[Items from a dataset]

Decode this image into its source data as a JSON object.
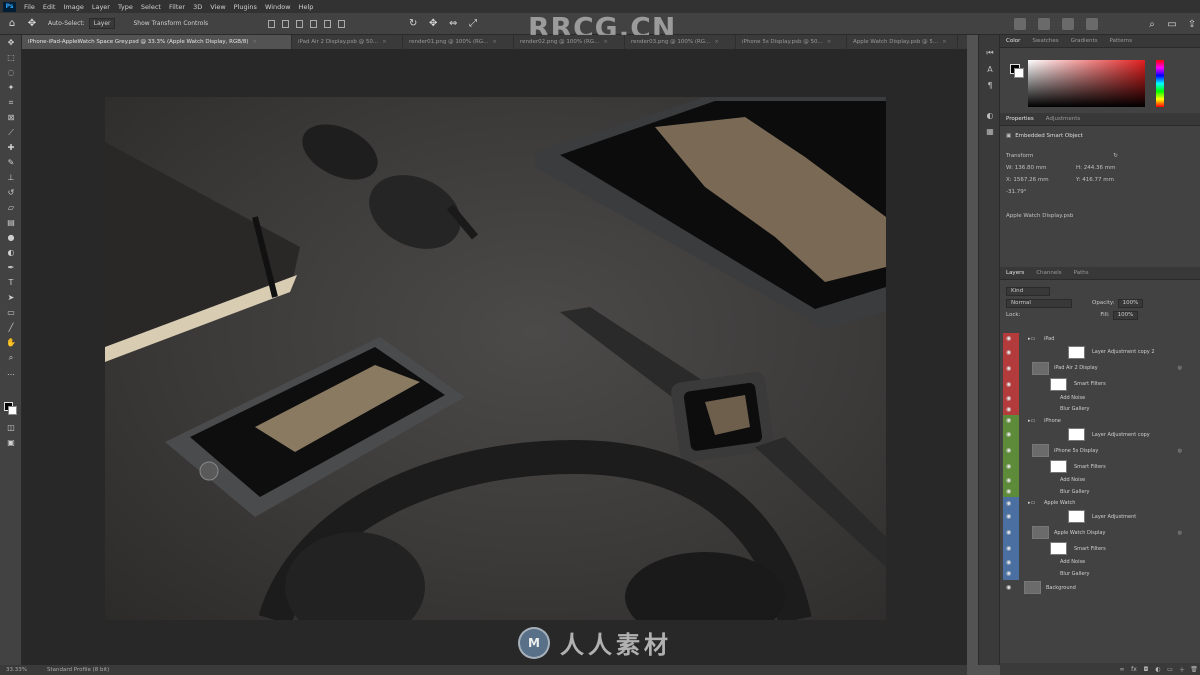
{
  "menubar": {
    "logo": "Ps",
    "items": [
      "File",
      "Edit",
      "Image",
      "Layer",
      "Type",
      "Select",
      "Filter",
      "3D",
      "View",
      "Plugins",
      "Window",
      "Help"
    ]
  },
  "options": {
    "auto_select_label": "Auto-Select:",
    "auto_select_value": "Layer",
    "show_transform_label": "Show Transform Controls"
  },
  "watermark": {
    "top": "RRCG.CN",
    "bottom": "人人素材"
  },
  "tabs": [
    {
      "label": "iPhone-iPad-AppleWatch Space Grey.psd @ 33.3% (Apple Watch Display, RGB/8)",
      "active": true
    },
    {
      "label": "iPad Air 2 Display.psb @ 50...",
      "active": false
    },
    {
      "label": "render01.png @ 100% (RG...",
      "active": false
    },
    {
      "label": "render02.png @ 100% (RG...",
      "active": false
    },
    {
      "label": "render03.png @ 100% (RG...",
      "active": false
    },
    {
      "label": "iPhone 5s Display.psb @ 50...",
      "active": false
    },
    {
      "label": "Apple Watch Display.psb @ 5...",
      "active": false
    }
  ],
  "status": {
    "zoom": "33.33%",
    "info": "Standard Profile (8 bit)"
  },
  "color_panel": {
    "tabs": [
      "Color",
      "Swatches",
      "Gradients",
      "Patterns"
    ]
  },
  "properties_panel": {
    "tabs": [
      "Properties",
      "Adjustments"
    ],
    "title": "Embedded Smart Object",
    "section": "Transform",
    "w": "W: 136.80 mm",
    "h": "H: 244.36 mm",
    "x": "X: 1567.26 mm",
    "y": "Y: 416.77 mm",
    "angle": "-31.79°",
    "file": "Apple Watch Display.psb"
  },
  "layers_panel": {
    "tabs": [
      "Layers",
      "Channels",
      "Paths"
    ],
    "kind_label": "Kind",
    "blend_mode": "Normal",
    "opacity_label": "Opacity:",
    "opacity": "100%",
    "lock_label": "Lock:",
    "fill_label": "Fill:",
    "fill": "100%",
    "layers": [
      {
        "name": "iPad",
        "type": "group",
        "color": "#b33b3b"
      },
      {
        "name": "Layer Adjustment copy 2",
        "type": "adj",
        "color": "#b33b3b"
      },
      {
        "name": "iPad Air 2 Display",
        "type": "smart",
        "color": "#b33b3b"
      },
      {
        "name": "Smart Filters",
        "type": "filters",
        "color": "#b33b3b"
      },
      {
        "name": "Add Noise",
        "type": "filter",
        "color": "#b33b3b"
      },
      {
        "name": "Blur Gallery",
        "type": "filter",
        "color": "#b33b3b"
      },
      {
        "name": "iPhone",
        "type": "group",
        "color": "#5d8b3a"
      },
      {
        "name": "Layer Adjustment copy",
        "type": "adj",
        "color": "#5d8b3a"
      },
      {
        "name": "iPhone 5s Display",
        "type": "smart",
        "color": "#5d8b3a"
      },
      {
        "name": "Smart Filters",
        "type": "filters",
        "color": "#5d8b3a"
      },
      {
        "name": "Add Noise",
        "type": "filter",
        "color": "#5d8b3a"
      },
      {
        "name": "Blur Gallery",
        "type": "filter",
        "color": "#5d8b3a"
      },
      {
        "name": "Apple Watch",
        "type": "group",
        "color": "#4a6fa0"
      },
      {
        "name": "Layer Adjustment",
        "type": "adj",
        "color": "#4a6fa0"
      },
      {
        "name": "Apple Watch Display",
        "type": "smart",
        "color": "#4a6fa0"
      },
      {
        "name": "Smart Filters",
        "type": "filters",
        "color": "#4a6fa0"
      },
      {
        "name": "Add Noise",
        "type": "filter",
        "color": "#4a6fa0"
      },
      {
        "name": "Blur Gallery",
        "type": "filter",
        "color": "#4a6fa0"
      },
      {
        "name": "Background",
        "type": "bg",
        "color": ""
      }
    ]
  }
}
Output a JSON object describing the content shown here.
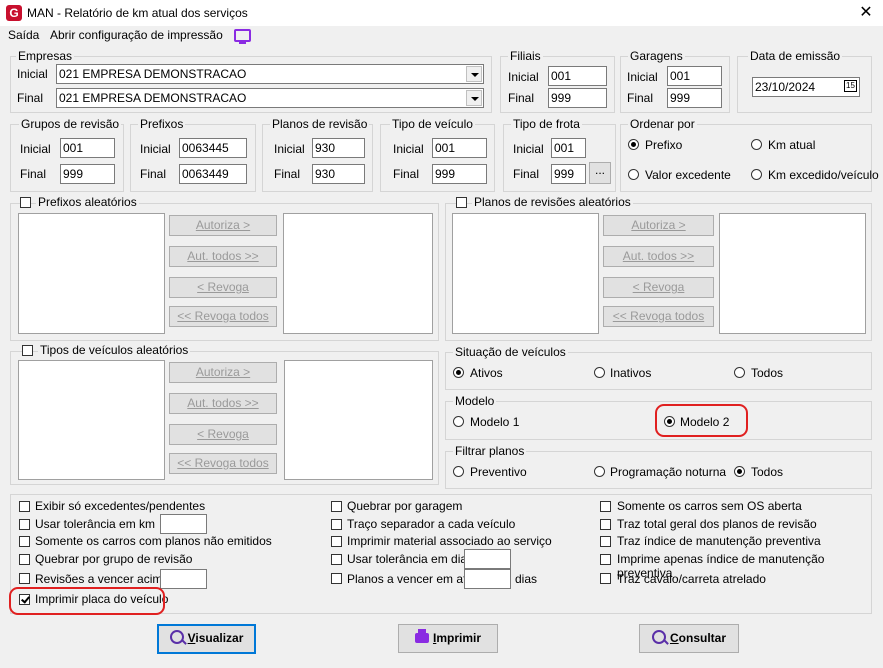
{
  "window": {
    "title": "MAN - Relatório de km atual dos serviços",
    "app_icon": "G",
    "close": "✕"
  },
  "menu": {
    "items": [
      "Saída",
      "Abrir configuração de impressão"
    ]
  },
  "empresas": {
    "label": "Empresas",
    "inicial_label": "Inicial",
    "final_label": "Final",
    "inicial": "021 EMPRESA DEMONSTRACAO",
    "final": "021 EMPRESA DEMONSTRACAO"
  },
  "filiais": {
    "label": "Filiais",
    "inicial_label": "Inicial",
    "final_label": "Final",
    "inicial": "001",
    "final": "999"
  },
  "garagens": {
    "label": "Garagens",
    "inicial_label": "Inicial",
    "final_label": "Final",
    "inicial": "001",
    "final": "999"
  },
  "data_emissao": {
    "label": "Data de emissão",
    "value": "23/10/2024",
    "cal": "15"
  },
  "grupos": {
    "label": "Grupos de revisão",
    "inicial_label": "Inicial",
    "final_label": "Final",
    "inicial": "001",
    "final": "999"
  },
  "prefixos": {
    "label": "Prefixos",
    "inicial_label": "Inicial",
    "final_label": "Final",
    "inicial": "0063445",
    "final": "0063449"
  },
  "planos": {
    "label": "Planos de revisão",
    "inicial_label": "Inicial",
    "final_label": "Final",
    "inicial": "930",
    "final": "930"
  },
  "tipo_veiculo": {
    "label": "Tipo de veículo",
    "inicial_label": "Inicial",
    "final_label": "Final",
    "inicial": "001",
    "final": "999"
  },
  "tipo_frota": {
    "label": "Tipo de frota",
    "inicial_label": "Inicial",
    "final_label": "Final",
    "inicial": "001",
    "final": "999",
    "ellipsis": "..."
  },
  "ordenar": {
    "label": "Ordenar por",
    "options": [
      "Prefixo",
      "Km atual",
      "Valor excedente",
      "Km excedido/veículo"
    ],
    "selected": "Prefixo"
  },
  "aleatorios": {
    "prefixos": "Prefixos aleatórios",
    "planos": "Planos de revisões aleatórios",
    "tipos": "Tipos de veículos aleatórios",
    "buttons": [
      "Autoriza >",
      "Aut. todos >>",
      "< Revoga",
      "<< Revoga todos"
    ]
  },
  "situacao": {
    "label": "Situação de veículos",
    "options": [
      "Ativos",
      "Inativos",
      "Todos"
    ],
    "selected": "Ativos"
  },
  "modelo": {
    "label": "Modelo",
    "options": [
      "Modelo 1",
      "Modelo 2"
    ],
    "selected": "Modelo 2"
  },
  "filtrar": {
    "label": "Filtrar planos",
    "options": [
      "Preventivo",
      "Programação noturna",
      "Todos"
    ],
    "selected": "Todos"
  },
  "options": {
    "col1": [
      "Exibir só excedentes/pendentes",
      "Usar tolerância em km",
      "Somente os carros com planos não emitidos",
      "Quebrar por grupo de revisão",
      "Revisões a vencer acima",
      "Imprimir placa do veículo"
    ],
    "col2": [
      "Quebrar por garagem",
      "Traço separador a cada veículo",
      "Imprimir material associado ao serviço",
      "Usar tolerância em dias",
      "Planos a vencer em até"
    ],
    "col2_suffix": "dias",
    "col3": [
      "Somente os carros sem OS aberta",
      "Traz total geral dos planos de revisão",
      "Traz índice de manutenção preventiva",
      "Imprime apenas índice de manutenção preventiva",
      "Traz cavalo/carreta atrelado"
    ],
    "checked": "Imprimir placa do veículo"
  },
  "actions": {
    "visualizar_u": "V",
    "visualizar_rest": "isualizar",
    "imprimir_u": "I",
    "imprimir_rest": "mprimir",
    "consultar_u": "C",
    "consultar_rest": "onsultar"
  },
  "colors": {
    "highlight": "#e02020",
    "focus": "#0078d7",
    "icon": "#5a2fa8"
  }
}
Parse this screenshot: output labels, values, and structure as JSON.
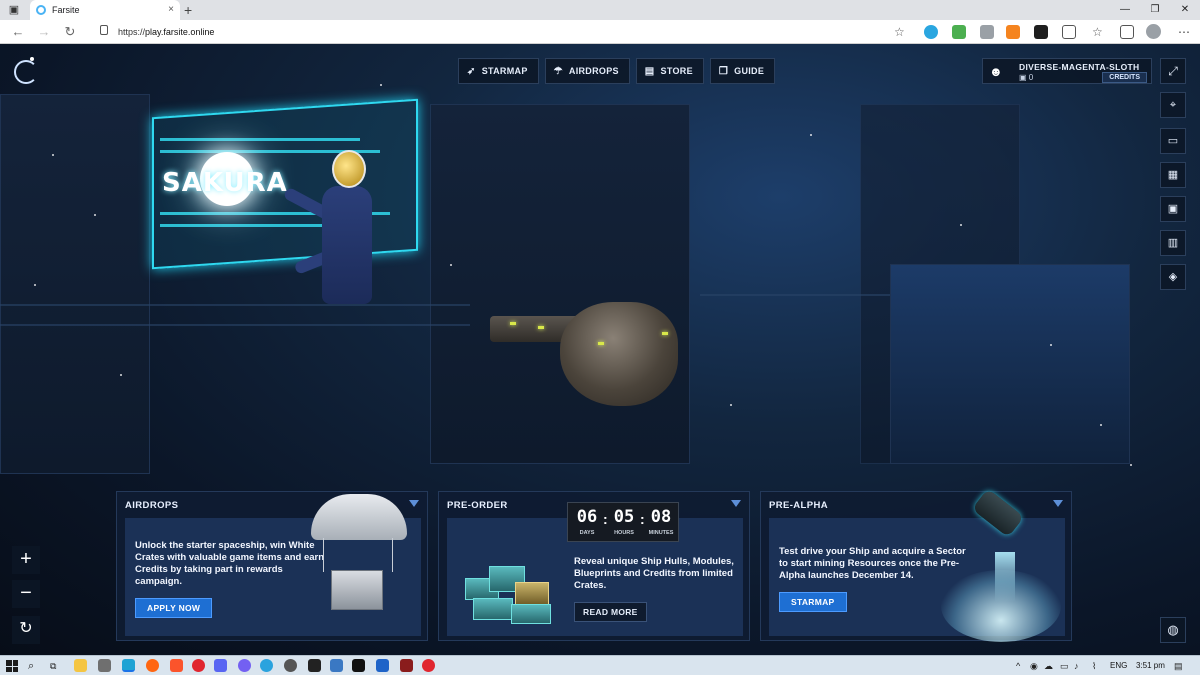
{
  "browser": {
    "tab_title": "Farsite",
    "url_scheme": "https://",
    "url_host": "play.farsite.online",
    "new_tab": "+",
    "close_tab": "×"
  },
  "game": {
    "nav": [
      {
        "label": "STARMAP",
        "icon": "rocket-icon"
      },
      {
        "label": "AIRDROPS",
        "icon": "parachute-icon"
      },
      {
        "label": "STORE",
        "icon": "store-icon"
      },
      {
        "label": "GUIDE",
        "icon": "book-icon"
      }
    ],
    "user": {
      "name": "DIVERSE-MAGENTA-SLOTH",
      "count": "0",
      "credits_label": "CREDITS"
    },
    "billboard_text": "SAKURA",
    "cards": {
      "airdrops": {
        "title": "AIRDROPS",
        "text": "Unlock the starter spaceship, win White Crates with valuable game items and earn Credits by taking part in rewards campaign.",
        "button": "APPLY NOW"
      },
      "preorder": {
        "title": "PRE-ORDER",
        "countdown": [
          {
            "value": "06",
            "label": "DAYS"
          },
          {
            "value": "05",
            "label": "HOURS"
          },
          {
            "value": "08",
            "label": "MINUTES"
          }
        ],
        "text": "Reveal unique Ship Hulls, Modules, Blueprints and Credits from limited Crates.",
        "button": "READ MORE"
      },
      "prealpha": {
        "title": "PRE-ALPHA",
        "text": "Test drive your Ship and acquire a Sector to start mining Resources once the Pre-Alpha launches December 14.",
        "button": "STARMAP"
      }
    },
    "zoom_in": "+",
    "zoom_out": "−",
    "colors": {
      "accent_blue": "#1e6fd3",
      "panel": "#1b3156",
      "billboard_cyan": "#2fd9f0"
    }
  },
  "taskbar": {
    "language": "ENG",
    "time": "3:51 pm"
  }
}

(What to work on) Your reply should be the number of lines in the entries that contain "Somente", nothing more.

(Answer section) 2